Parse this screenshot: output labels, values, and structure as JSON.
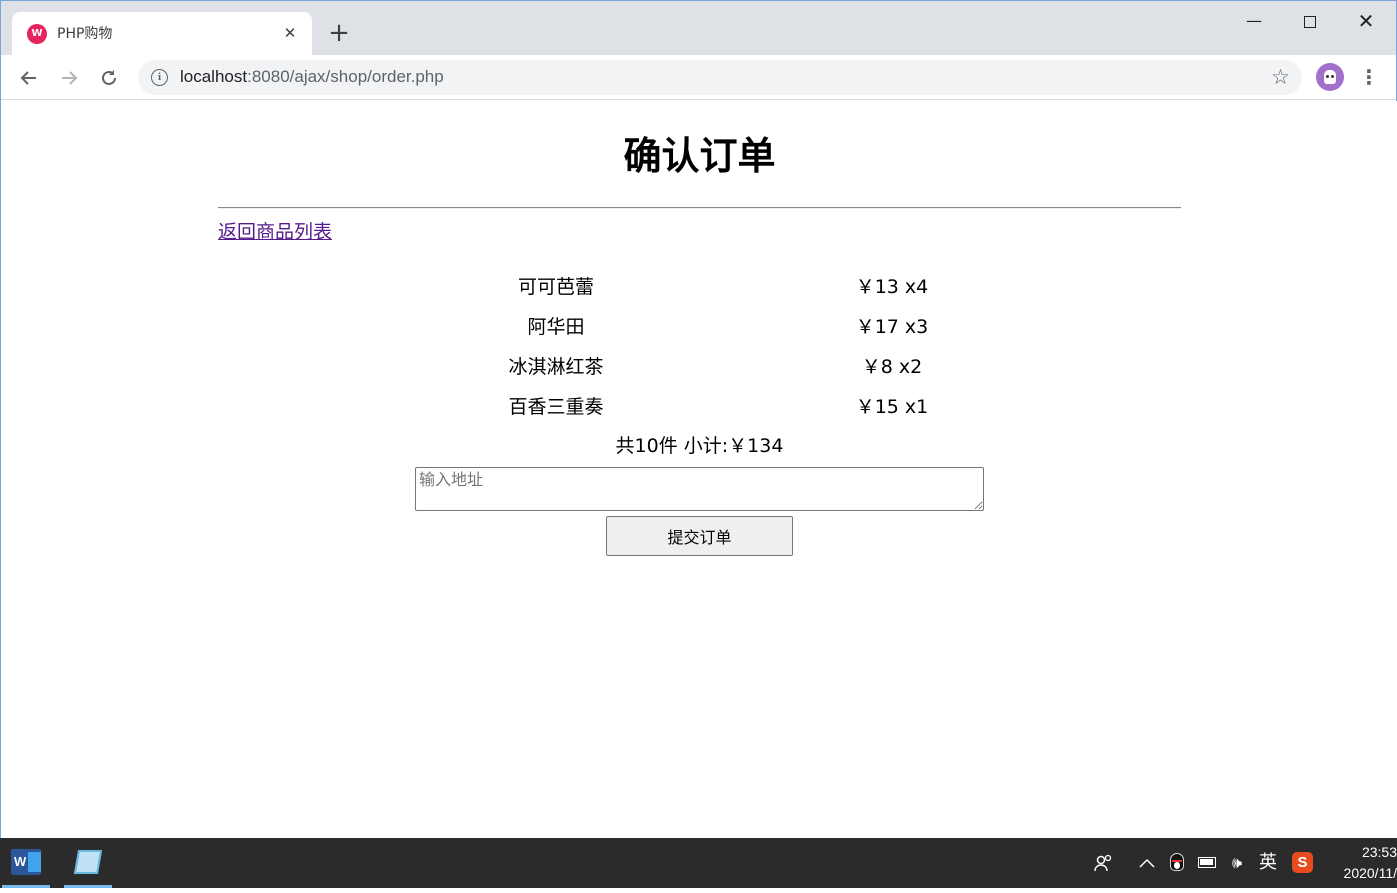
{
  "browser": {
    "tab_title": "PHP购物",
    "tab_favicon": "W",
    "tab_close": "✕",
    "new_tab": "+",
    "url_host": "localhost",
    "url_rest": ":8080/ajax/shop/order.php",
    "icons": {
      "back": "arrow-left",
      "forward": "arrow-right",
      "reload": "reload",
      "info": "info",
      "bookmark": "star",
      "menu": "more-vertical"
    },
    "accent": "#a16fcc"
  },
  "page": {
    "title": "确认订单",
    "back_link": "返回商品列表",
    "items": [
      {
        "name": "可可芭蕾",
        "price": "￥13 x4"
      },
      {
        "name": "阿华田",
        "price": "￥17 x3"
      },
      {
        "name": "冰淇淋红茶",
        "price": "￥8 x2"
      },
      {
        "name": "百香三重奏",
        "price": "￥15 x1"
      }
    ],
    "summary": "共10件 小计:￥134",
    "address_placeholder": "输入地址",
    "address_value": "",
    "submit_label": "提交订单",
    "link_color": "#551a8b"
  },
  "taskbar": {
    "apps": [
      "word",
      "notes"
    ],
    "word_letter": "W",
    "ime_label": "英",
    "sogou_label": "S",
    "time": "23:53",
    "date": "2020/11/"
  }
}
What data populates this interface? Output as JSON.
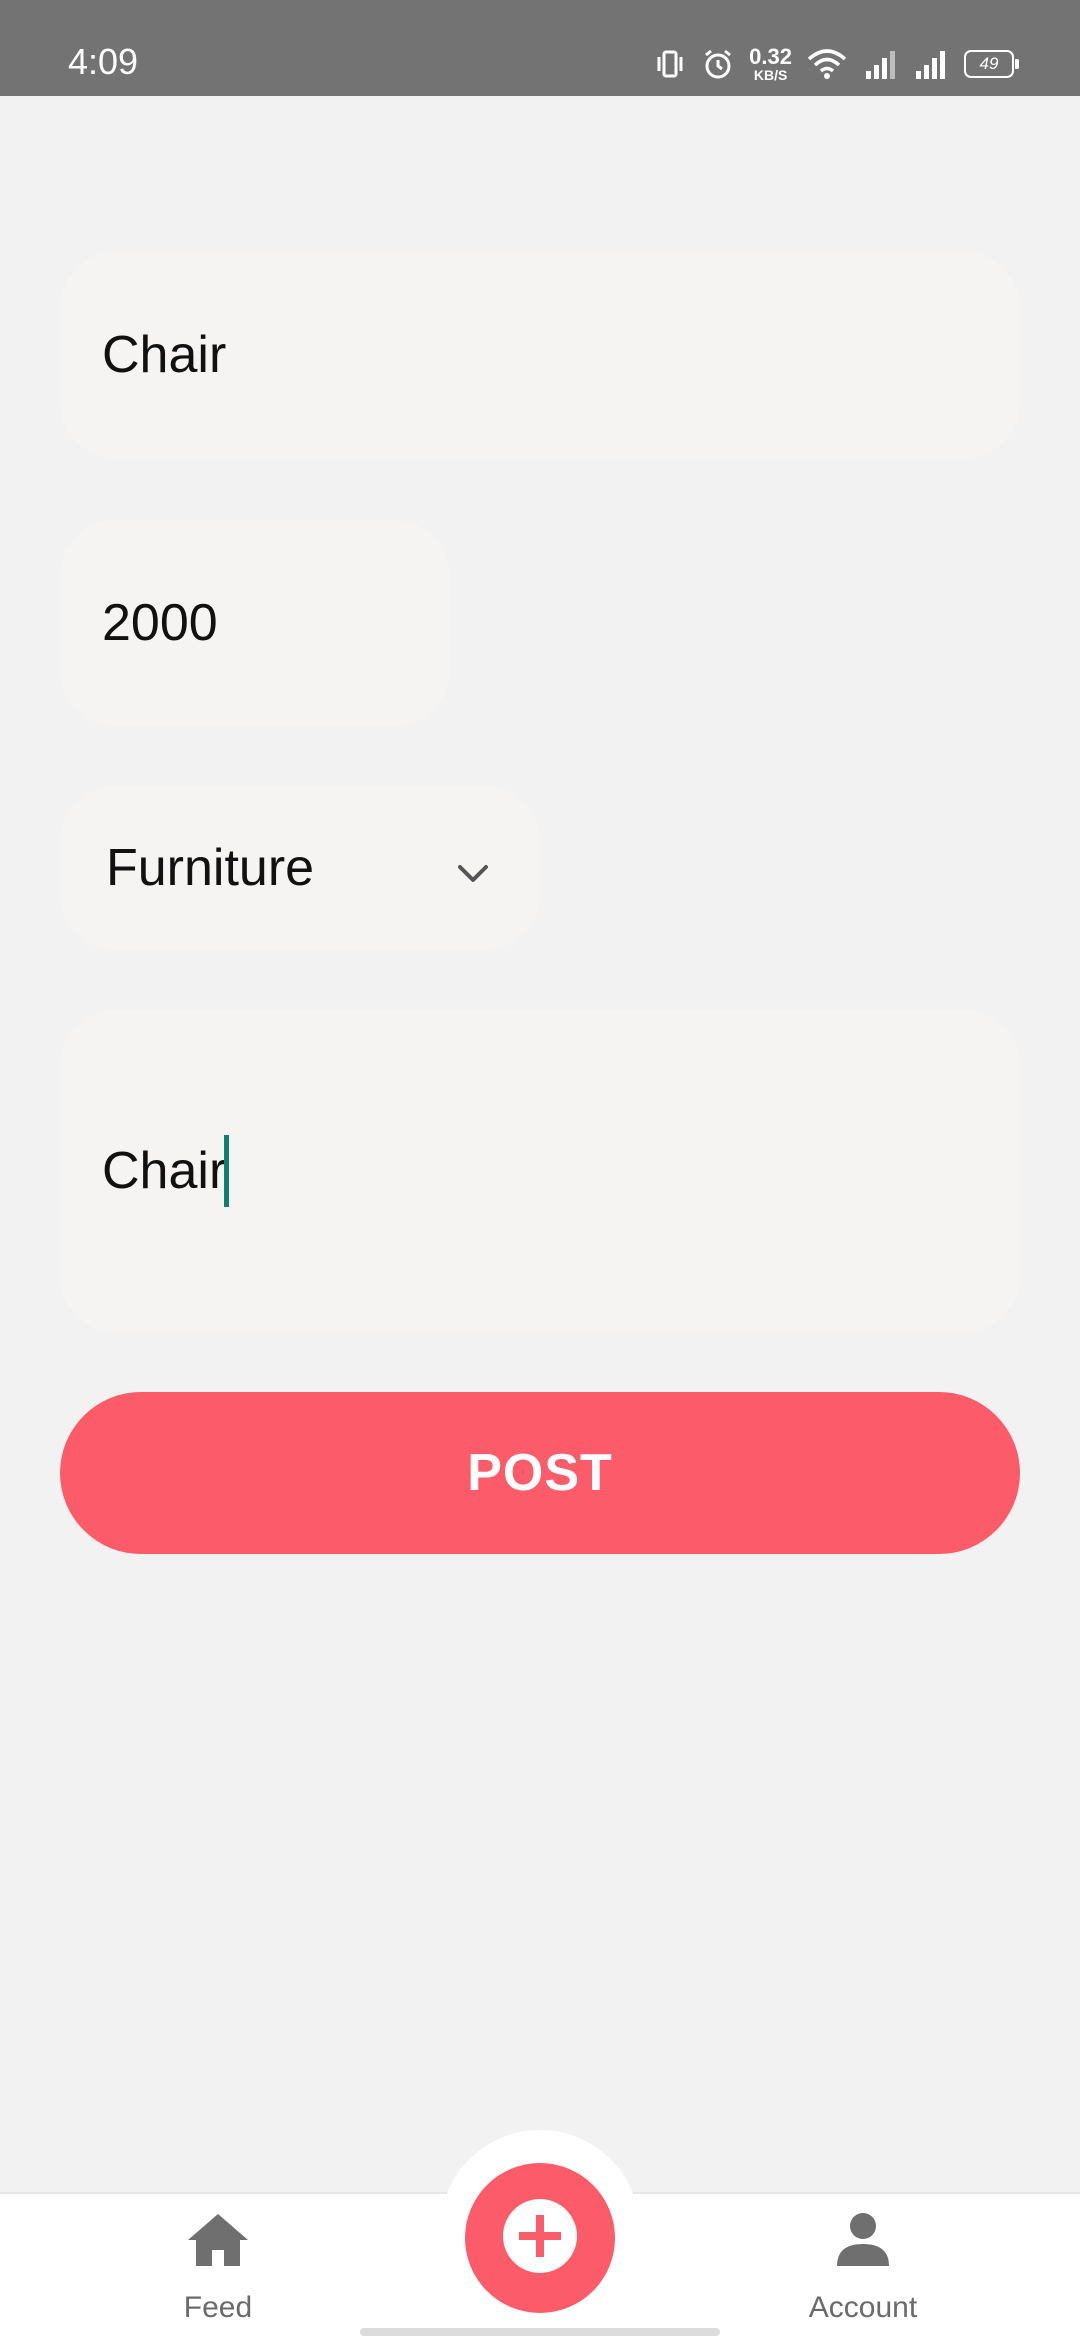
{
  "status_bar": {
    "time": "4:09",
    "net_speed_value": "0.32",
    "net_speed_unit": "KB/S",
    "battery_level": "49",
    "icons": [
      "vibrate-icon",
      "alarm-icon",
      "wifi-icon",
      "signal-icon",
      "signal-icon",
      "battery-icon"
    ]
  },
  "form": {
    "title_value": "Chair",
    "price_value": "2000",
    "category_value": "Furniture",
    "description_value": "Chair",
    "post_label": "POST"
  },
  "bottom_nav": {
    "feed_label": "Feed",
    "account_label": "Account",
    "add_icon": "plus-icon"
  },
  "colors": {
    "accent": "#fc5c6a",
    "status_bar": "#737373",
    "background": "#f2f2f2",
    "field": "#f6f4f3",
    "caret": "#11806e"
  }
}
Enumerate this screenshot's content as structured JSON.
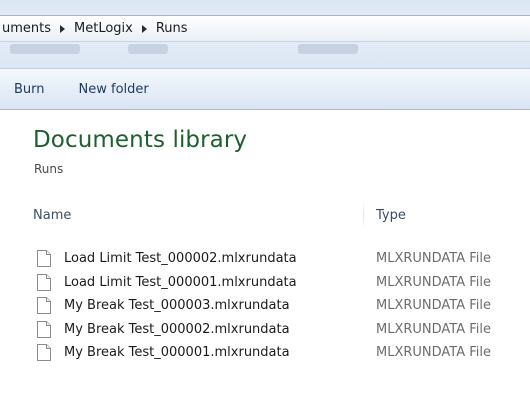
{
  "breadcrumb": {
    "items": [
      "uments",
      "MetLogix",
      "Runs"
    ]
  },
  "toolbar": {
    "burn_label": "Burn",
    "new_folder_label": "New folder"
  },
  "library": {
    "title": "Documents library",
    "subtitle": "Runs"
  },
  "columns": {
    "name": "Name",
    "type": "Type"
  },
  "files": [
    {
      "name": "Load Limit Test_000002.mlxrundata",
      "type": "MLXRUNDATA File"
    },
    {
      "name": "Load Limit Test_000001.mlxrundata",
      "type": "MLXRUNDATA File"
    },
    {
      "name": "My Break Test_000003.mlxrundata",
      "type": "MLXRUNDATA File"
    },
    {
      "name": "My Break Test_000002.mlxrundata",
      "type": "MLXRUNDATA File"
    },
    {
      "name": "My Break Test_000001.mlxrundata",
      "type": "MLXRUNDATA File"
    }
  ],
  "icons": {
    "breadcrumb_separator": "chevron-right-icon",
    "file": "document-icon"
  },
  "colors": {
    "library_title": "#1e5f2f",
    "toolbar_text": "#1e395b",
    "header_band": "#dce7f4"
  }
}
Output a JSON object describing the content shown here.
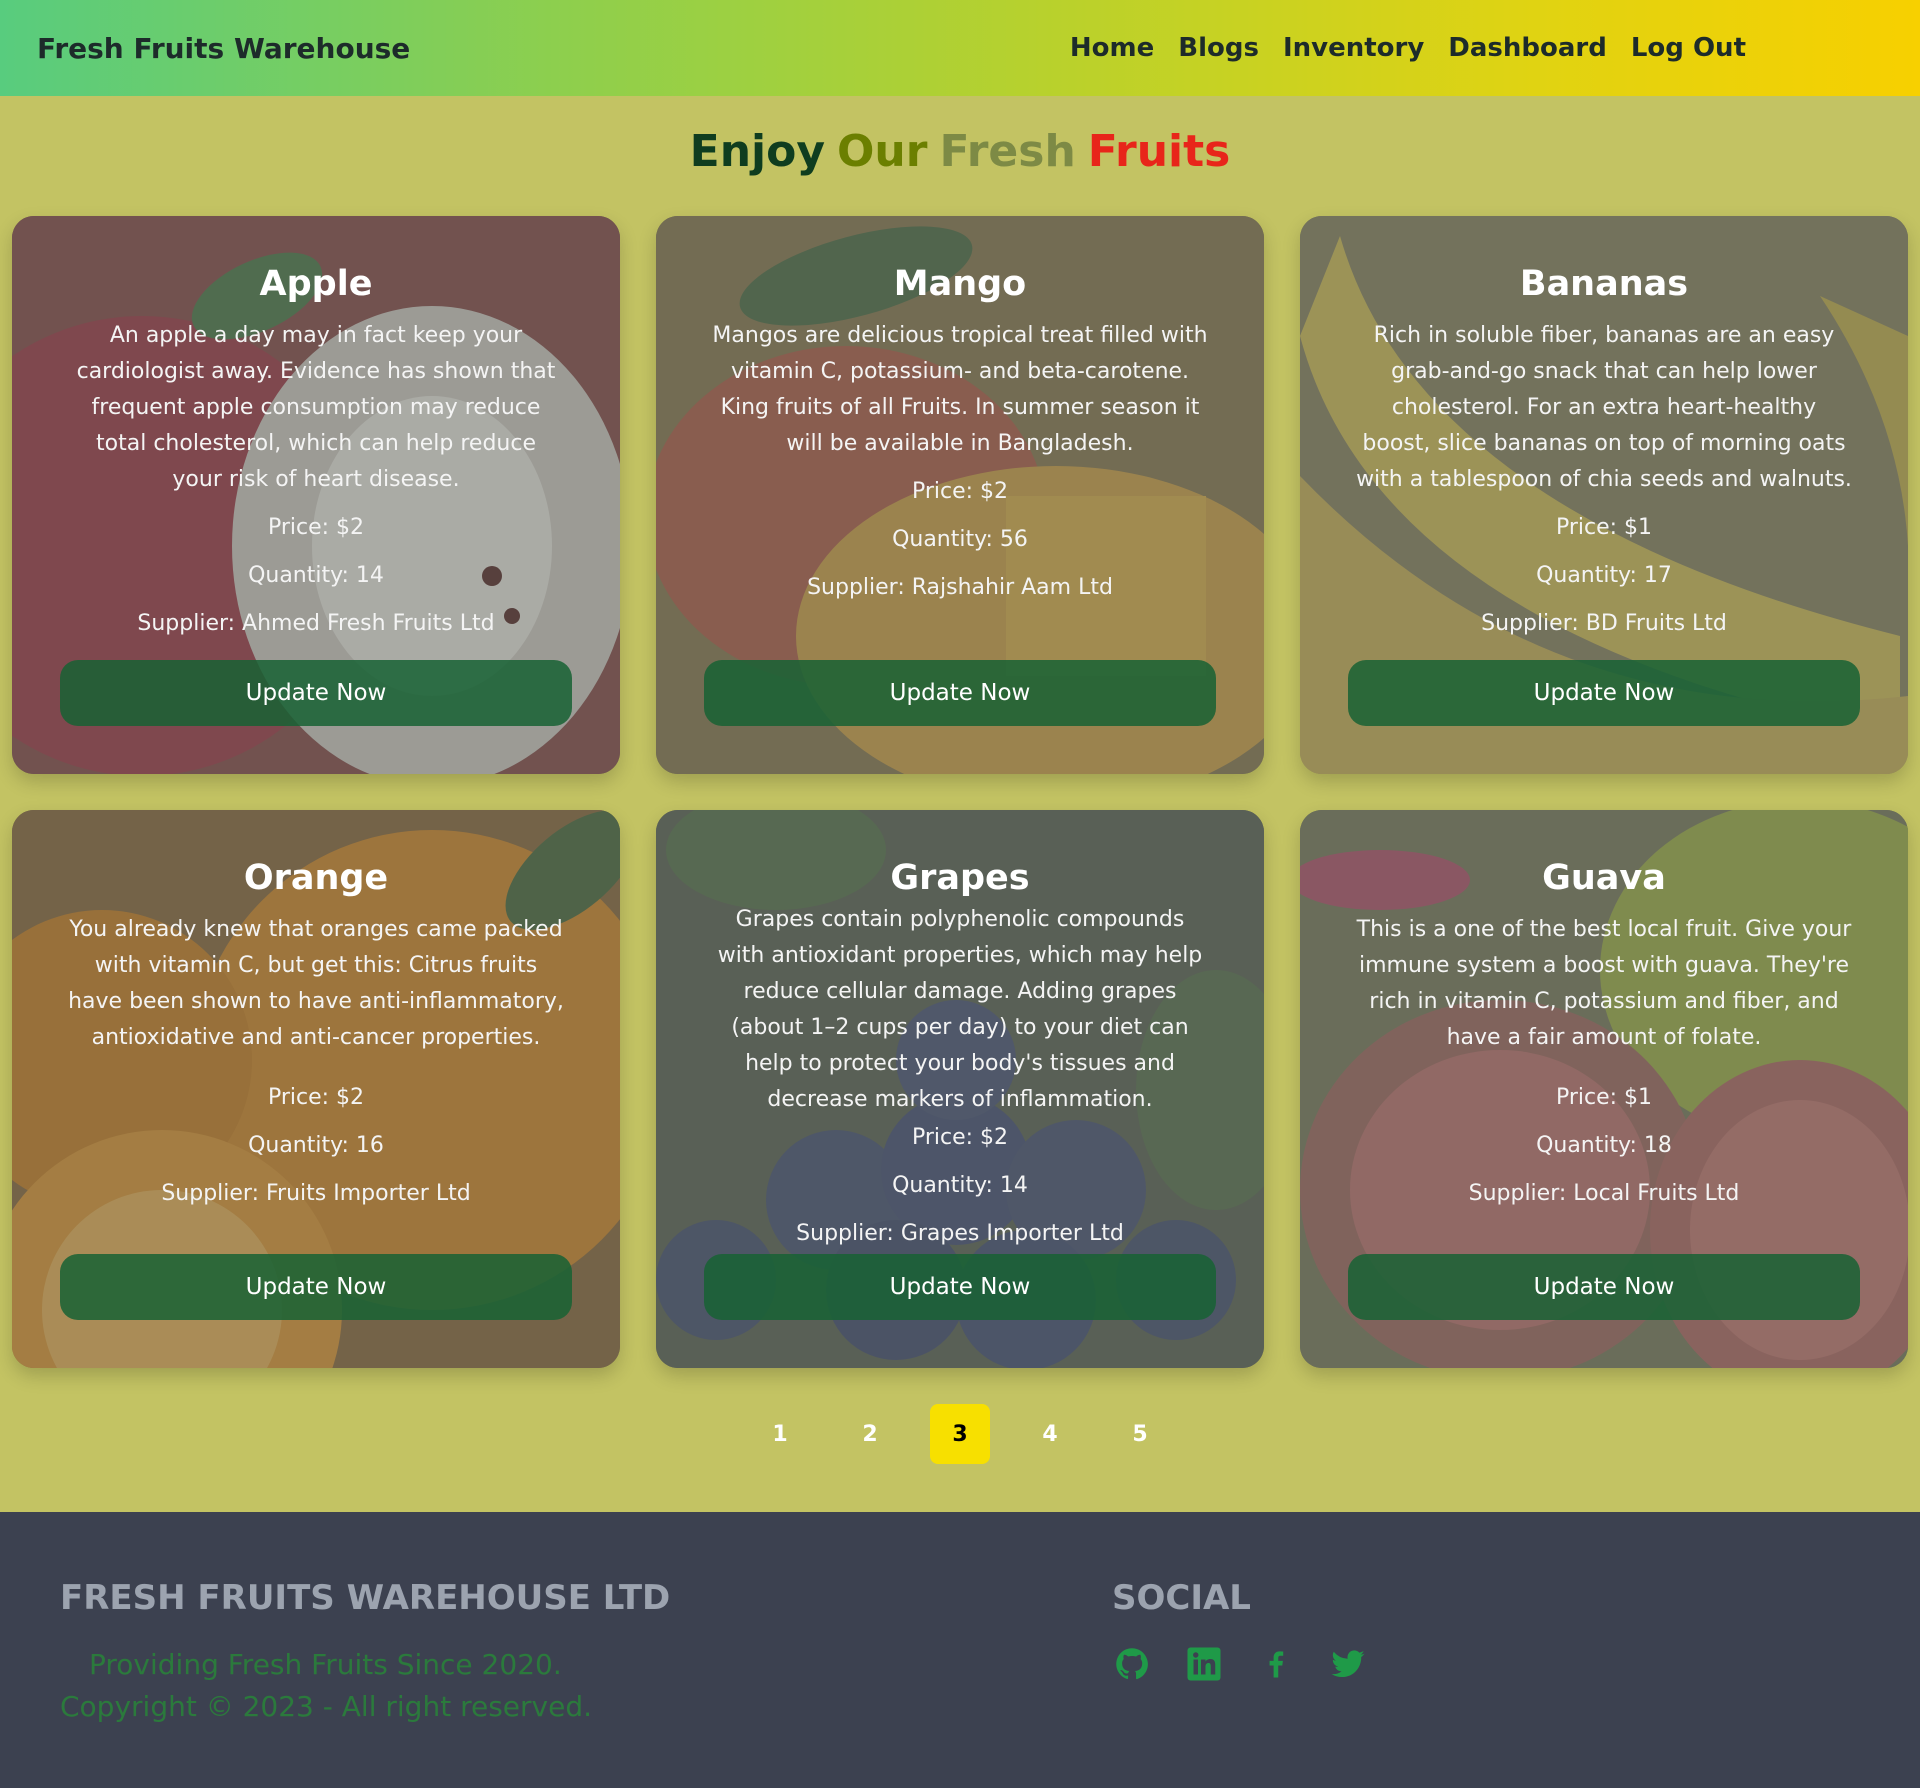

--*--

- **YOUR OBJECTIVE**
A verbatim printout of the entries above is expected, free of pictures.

- **SOLUTION TO THIS EXERCISE**
Parse this screenshot: output labels, values, and structure as JSON.
{
  "browser": {
    "tab_title": "PHP购物",
    "tab_favicon": "W",
    "tab_close": "✕",
    "new_tab": "+",
    "url_host": "localhost",
    "url_rest": ":8080/ajax/shop/order.php",
    "icons": {
      "back": "arrow-left",
      "forward": "arrow-right",
      "reload": "reload",
      "info": "info",
      "bookmark": "star",
      "menu": "more-vertical"
    },
    "accent": "#a16fcc"
  },
  "page": {
    "title": "确认订单",
    "back_link": "返回商品列表",
    "items": [
      {
        "name": "可可芭蕾",
        "price": "￥13 x4"
      },
      {
        "name": "阿华田",
        "price": "￥17 x3"
      },
      {
        "name": "冰淇淋红茶",
        "price": "￥8 x2"
      },
      {
        "name": "百香三重奏",
        "price": "￥15 x1"
      }
    ],
    "summary": "共10件 小计:￥134",
    "address_placeholder": "输入地址",
    "address_value": "",
    "submit_label": "提交订单",
    "link_color": "#551a8b"
  },
  "taskbar": {
    "apps": [
      "word",
      "notes"
    ],
    "word_letter": "W",
    "ime_label": "英",
    "sogou_label": "S",
    "time": "23:53",
    "date": "2020/11/"
  }
}
What data populates this interface? Output as JSON.
{
  "status_bar": {
    "time": "4:09",
    "net_speed_value": "0.32",
    "net_speed_unit": "KB/S",
    "battery_level": "49",
    "icons": [
      "vibrate-icon",
      "alarm-icon",
      "wifi-icon",
      "signal-icon",
      "signal-icon",
      "battery-icon"
    ]
  },
  "form": {
    "title_value": "Chair",
    "price_value": "2000",
    "category_value": "Furniture",
    "description_value": "Chair",
    "post_label": "POST"
  },
  "bottom_nav": {
    "feed_label": "Feed",
    "account_label": "Account",
    "add_icon": "plus-icon"
  },
  "colors": {
    "accent": "#fc5c6a",
    "status_bar": "#737373",
    "background": "#f2f2f2",
    "field": "#f6f4f3",
    "caret": "#11806e"
  }
}
Enumerate this screenshot's content as structured JSON.
{
  "breadcrumb": {
    "items": [
      "uments",
      "MetLogix",
      "Runs"
    ]
  },
  "toolbar": {
    "burn_label": "Burn",
    "new_folder_label": "New folder"
  },
  "library": {
    "title": "Documents library",
    "subtitle": "Runs"
  },
  "columns": {
    "name": "Name",
    "type": "Type"
  },
  "files": [
    {
      "name": "Load Limit Test_000002.mlxrundata",
      "type": "MLXRUNDATA File"
    },
    {
      "name": "Load Limit Test_000001.mlxrundata",
      "type": "MLXRUNDATA File"
    },
    {
      "name": "My Break Test_000003.mlxrundata",
      "type": "MLXRUNDATA File"
    },
    {
      "name": "My Break Test_000002.mlxrundata",
      "type": "MLXRUNDATA File"
    },
    {
      "name": "My Break Test_000001.mlxrundata",
      "type": "MLXRUNDATA File"
    }
  ],
  "icons": {
    "breadcrumb_separator": "chevron-right-icon",
    "file": "document-icon"
  },
  "colors": {
    "library_title": "#1e5f2f",
    "toolbar_text": "#1e395b",
    "header_band": "#dce7f4"
  }
}
Output a JSON object describing the content shown here.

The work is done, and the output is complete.